▸ **DESCRIPTION OF THE TASK**
Find each line of the entries with the string "Smith", please, and copy it.

▸ **INFORMATION GIVEN**

######

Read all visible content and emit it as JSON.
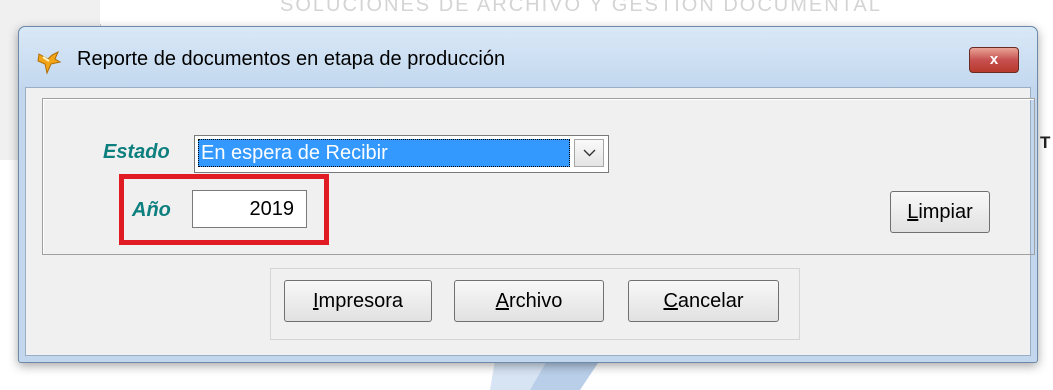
{
  "background": {
    "faded_text": "SOLUCIONES DE ARCHIVO Y GESTION DOCUMENTAL",
    "stray_letter": "T"
  },
  "dialog": {
    "title": "Reporte de documentos en etapa de producción",
    "title_icon": "wrench-icon",
    "close_label": "x"
  },
  "form": {
    "estado_label": "Estado",
    "estado_value": "En espera de Recibir",
    "anio_label": "Año",
    "anio_value": "2019",
    "limpiar": {
      "mnemonic": "L",
      "rest": "impiar"
    }
  },
  "buttons": {
    "impresora": {
      "mnemonic": "I",
      "rest": "mpresora"
    },
    "archivo": {
      "mnemonic": "A",
      "rest": "rchivo"
    },
    "cancelar": {
      "mnemonic": "C",
      "rest": "ancelar"
    }
  },
  "colors": {
    "label_teal": "#0e7f7f",
    "selection_blue": "#3399ff",
    "highlight_red": "#e01b24",
    "close_red": "#c75050"
  }
}
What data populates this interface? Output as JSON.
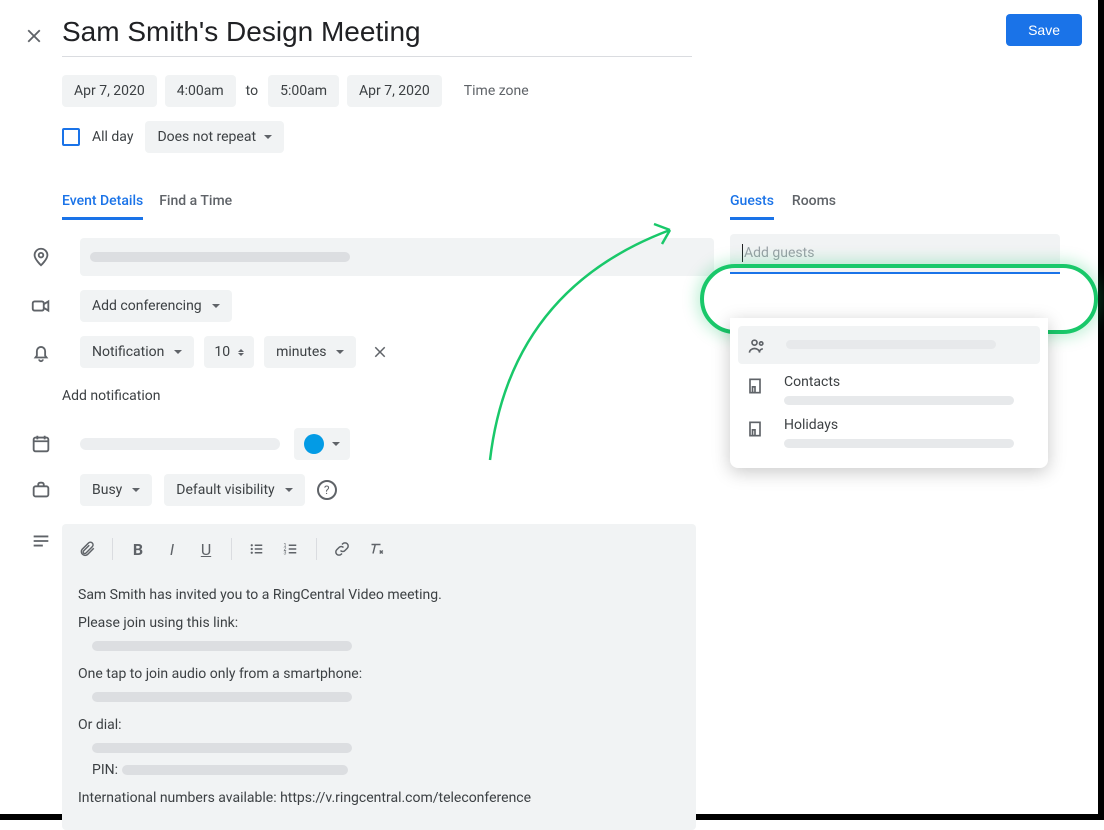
{
  "header": {
    "title": "Sam Smith's Design Meeting",
    "save_label": "Save"
  },
  "datetime": {
    "start_date": "Apr 7, 2020",
    "start_time": "4:00am",
    "to": "to",
    "end_time": "5:00am",
    "end_date": "Apr 7, 2020",
    "timezone_label": "Time zone"
  },
  "options": {
    "allday_label": "All day",
    "repeat_label": "Does not repeat"
  },
  "tabs": {
    "details": "Event Details",
    "find_time": "Find a Time"
  },
  "right_tabs": {
    "guests": "Guests",
    "rooms": "Rooms"
  },
  "conferencing": {
    "label": "Add conferencing"
  },
  "notification": {
    "type": "Notification",
    "value": "10",
    "unit": "minutes",
    "add_label": "Add notification"
  },
  "busy": {
    "busy_label": "Busy",
    "visibility_label": "Default visibility"
  },
  "guests": {
    "placeholder": "Add guests",
    "suggestions": [
      {
        "label": ""
      },
      {
        "label": "Contacts"
      },
      {
        "label": "Holidays"
      }
    ]
  },
  "description": {
    "line1": "Sam Smith has invited you to a RingCentral Video meeting.",
    "line2": "Please join using this link:",
    "line3": "One tap to join audio only from a smartphone:",
    "line4": "Or dial:",
    "pin_label": "PIN:",
    "intl": "International numbers available: https://v.ringcentral.com/teleconference"
  },
  "colors": {
    "event_color": "#039be5"
  }
}
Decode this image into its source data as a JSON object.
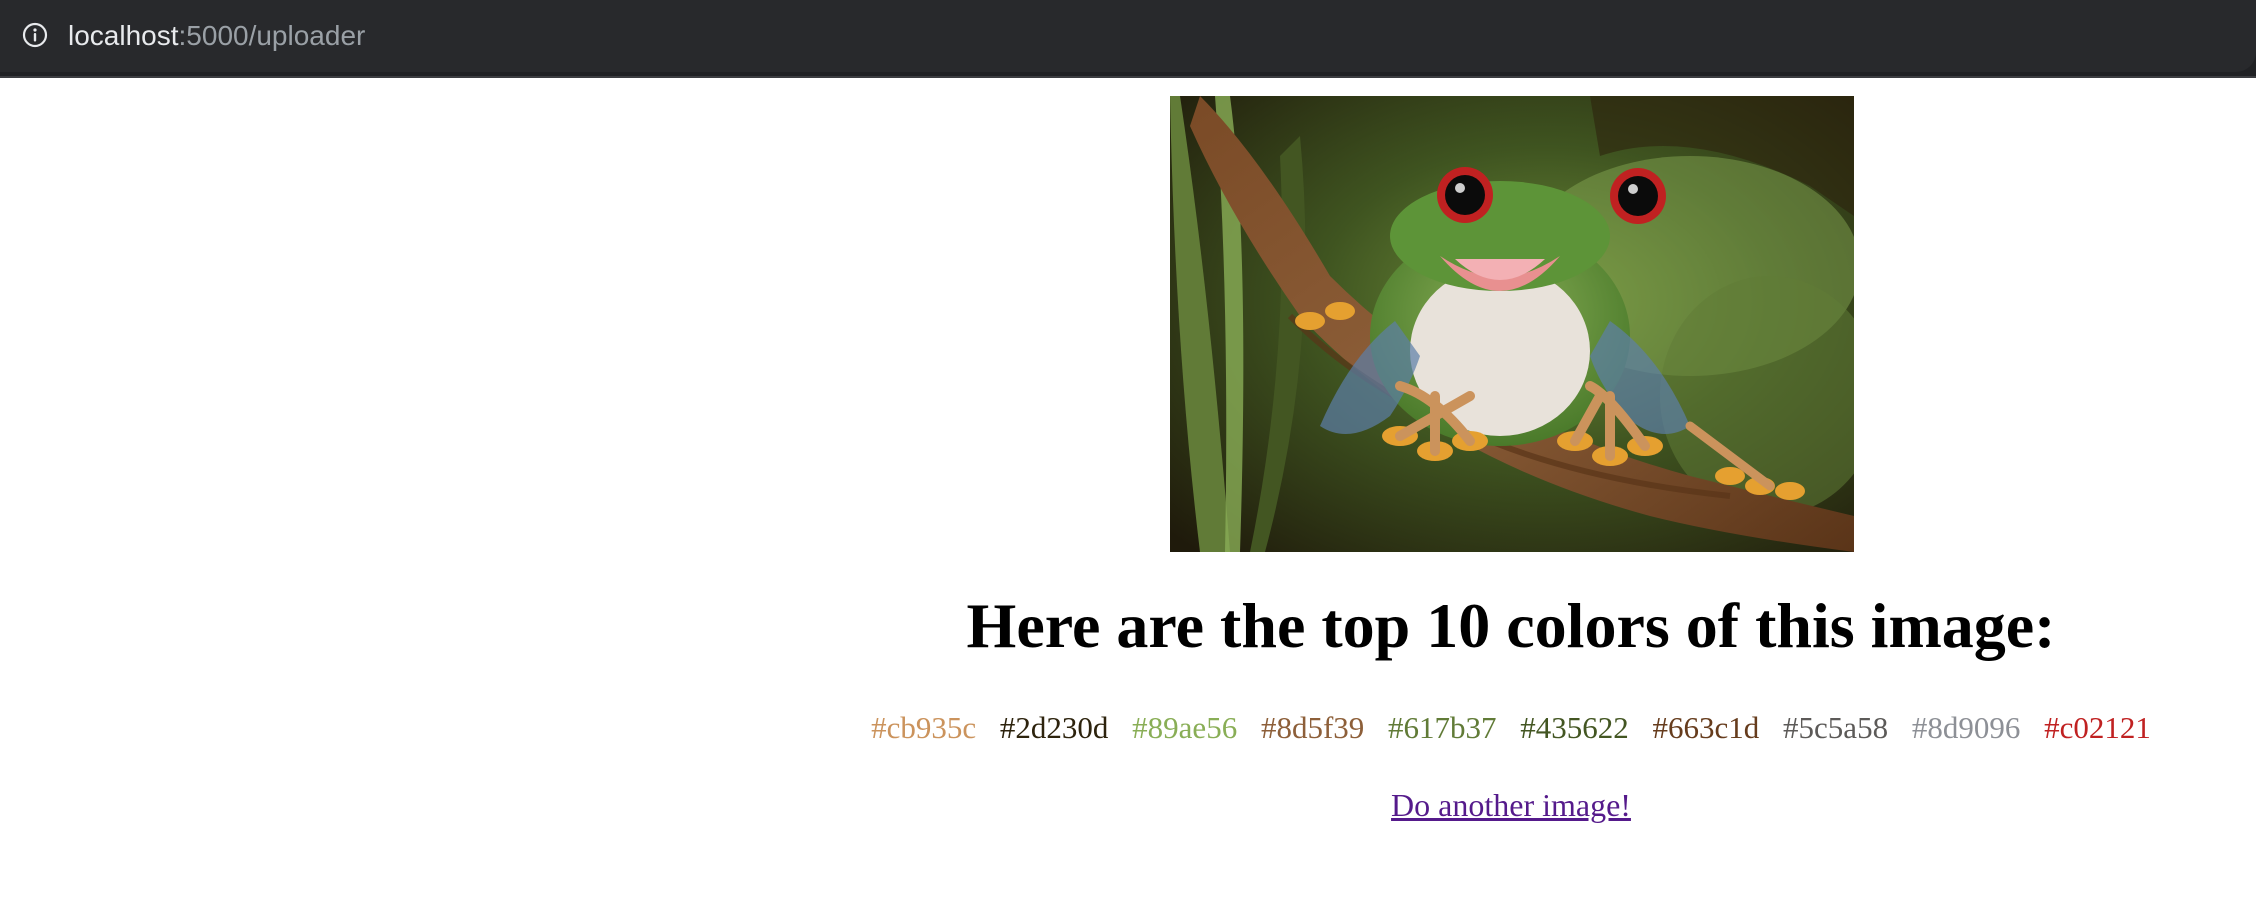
{
  "browser": {
    "url_host": "localhost",
    "url_rest": ":5000/uploader"
  },
  "main": {
    "image_alt": "Red-eyed tree frog",
    "heading": "Here are the top 10 colors of this image:",
    "colors": [
      {
        "label": "#cb935c",
        "color": "#cb935c"
      },
      {
        "label": "#2d230d",
        "color": "#2d230d"
      },
      {
        "label": "#89ae56",
        "color": "#89ae56"
      },
      {
        "label": "#8d5f39",
        "color": "#8d5f39"
      },
      {
        "label": "#617b37",
        "color": "#617b37"
      },
      {
        "label": "#435622",
        "color": "#435622"
      },
      {
        "label": "#663c1d",
        "color": "#663c1d"
      },
      {
        "label": "#5c5a58",
        "color": "#5c5a58"
      },
      {
        "label": "#8d9096",
        "color": "#8d9096"
      },
      {
        "label": "#c02121",
        "color": "#c02121"
      }
    ],
    "again_link": "Do another image!"
  }
}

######

▸ **RESPONSE TO THIS EXERCISE**
    "title": "Sam Smith's Design Meeting",
    "line1": "Sam Smith has invited you to a RingCentral Video meeting.",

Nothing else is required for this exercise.